“Unpaid taxes not accounted for in the closing statement are the responsibility of the Seller and Buyer to prorate.”
“Buyer and Seller agree to adjust the pro-rations amongst themselves.”
Any reference to “see the sales contract” requires the sales contract to include acceptable language.
Pro-ration of taxes
These items are typically found on the “Acknowledgement of Receipt of Settlement Statement and/or the Sales Contract.
“Seller assigns the liability for the payment of property taxes to the Purchaser and Purchaser accepts such assignment, and Purchaser agrees to pay in full by the current year due date.”
“Payment of all outstanding taxes and assessments not paid at settlement and those incurred in the future are assumed by Purchaser.”
A Few Things to Remember
If the property tax is paid by the due date, no documentation is required.
If the taxes for the year in which the property was sold go unpaid, a tax lien is issued against the property. It is filed in the name of the Jan. 1 owner unless the Jan. 1 owner provides the Tax Commissioner with acceptable proof of the transfer of tax liability (see above).
If proof of the transfer of tax liability is provided within 90 days of the tax payment due date, the tax lien is filed in the name of the new owner. Ex. If the tax is due Nov. 15, 2023 proof needs to be received by Feb. 13, 2024.
What Is Personal Property?
General Property Tax Information
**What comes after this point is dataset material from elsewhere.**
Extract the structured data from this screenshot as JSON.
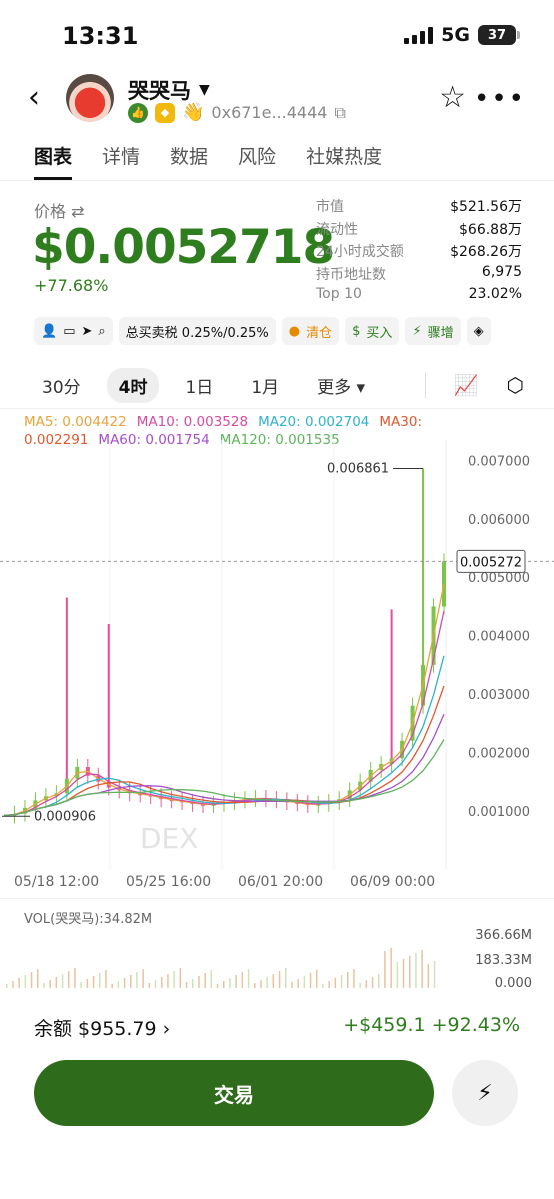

Property tax is the primary source of revenue for local governments. Three components determine property taxes: assessed value, exemptions and millage rates. Assessed value is determined by the Tax Assessor’s Office. Millage rates are set by the Board of Commissioners, Board of Education and each city. The Tax Commissioner bills, collects and disburses taxes and is not involved in determining the amount of taxes. The assessed value is 40% of the Jan. 1 fair market value as determined by the Tax Assessor. Millage rates are the rate of tax to be applied to the value of property. A mill is $1 of tax per $1,000 of assessed value. Taxes are calculated by taking the assessed value, less exemptions, and multiplying the result by the millage rate. For more information on the Property Tax cycle, please click here.
(1) Business furniture, fixtures, machinery, equipment and tangible inventory.
(2) Aircraft, boats and motors. Aircraft are taxed where hangared or tied down and where flights normally originate. Aircraft with no permanent location are taxed at the owner’s domicile or business address. Boats and motors are taxed in the county where functionally located for 184 days or more in the prior year.
Personal property is everything that can be owned that is not real estate. Personal property typically consists of inventory and fixtures used in conducting business, boats, aircraft, and farm machinery. Personal household property is not normally taxable.
Filing Returns for Personal Property
Business, boat, motor and aircraft owners are required to file a personal property return annually by April 1. Business furniture, fixtures, machinery, equipment and tangible inventory with a combined value of more than $7,500 is taxable; as are boats, motors and aircraft with a combined value over $7,500. More information and return forms are available at https://www.hallcounty.org/253/Forms-Applications. Owners of property valued over $7,500 who previously filed are mailed return forms in January that are due by April 1. Late returns may incur a 10% late penalty. Owners who do not report personal property acquired the previous year and still owned as of January 1 of the current year may be assessed a 10% penalty when discovered.
Who is responsible for Payment of personal property tax?
Georgia Tax Law (O.C.G.A 48-5) specifies that the owner of the personal property (i.e. business assets/inventory, planes, boats and watercraft) on January 1 of the tax year is responsible for the full year’s property tax regardless of subsequent sale, amount of usage or change of location. If the personal property was sold or relocated out of county prior to January 1, notification must be sent to the tax assessors’ office for removal from the digest. The Tax Assessors’ Office will require documentation (i.e. bill of sale, taxes paid receipt of current county, notarized affidavit attesting to location) before removing the account in Hall County.